He explains that moral actions must be performed “from duty,” as actions done from duty are driven by the good will alone. Duty, as such, “is the necessity of an action from respect for the [moral] law” (page 16). According to Kant, this moral law is a law of pure reason, inherent to all rational beings.
Having provided the basis for his theory, Kant states that “there is nothing left over except the universal lawfulness of the action in general which alone is to serve the will as its principle, i.e., I ought never to conduct myself except so that I could also will that my maxim become a universal law” (page 18). In other words, universal conformity is the only conceivable basis of an action’s moral worth. Thus, Kant presents the concept of imperatives.
Imperatives, Kant says, are “objective principles” that the will must act upon to be in accordance with universal conformity to the moral laws. There are two types of imperatives: hypothetical and categorical. Hypothetical imperatives conditionally demand the performance of an action for the sake of some other end or purpose, whereas categorical imperatives must be done for their own sake.

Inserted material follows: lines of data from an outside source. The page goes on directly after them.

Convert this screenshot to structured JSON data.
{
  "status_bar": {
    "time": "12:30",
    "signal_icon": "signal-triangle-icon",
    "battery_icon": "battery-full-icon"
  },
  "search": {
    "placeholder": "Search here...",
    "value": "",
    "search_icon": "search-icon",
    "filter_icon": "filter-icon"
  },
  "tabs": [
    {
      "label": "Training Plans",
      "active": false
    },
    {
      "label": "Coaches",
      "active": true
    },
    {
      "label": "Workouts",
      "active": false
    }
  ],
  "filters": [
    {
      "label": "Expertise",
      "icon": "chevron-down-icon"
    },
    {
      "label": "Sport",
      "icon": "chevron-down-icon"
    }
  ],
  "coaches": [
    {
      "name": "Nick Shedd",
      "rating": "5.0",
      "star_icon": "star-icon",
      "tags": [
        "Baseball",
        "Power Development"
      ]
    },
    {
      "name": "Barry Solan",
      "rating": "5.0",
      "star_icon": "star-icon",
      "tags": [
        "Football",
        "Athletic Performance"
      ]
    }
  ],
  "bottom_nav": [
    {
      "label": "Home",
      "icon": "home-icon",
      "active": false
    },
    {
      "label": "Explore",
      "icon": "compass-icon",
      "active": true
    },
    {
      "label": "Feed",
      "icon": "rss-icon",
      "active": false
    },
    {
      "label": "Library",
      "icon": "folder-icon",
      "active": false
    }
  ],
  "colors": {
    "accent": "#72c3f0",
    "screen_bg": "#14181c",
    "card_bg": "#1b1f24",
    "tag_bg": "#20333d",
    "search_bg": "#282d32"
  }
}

Kant summarizes: “if the action were good merely as a means to something else, then the imperative is hypothetical; if it is represented as good in itself, hence necessary, as the principle of the will, in a will that in itself accords with reason, then it is categorical” (page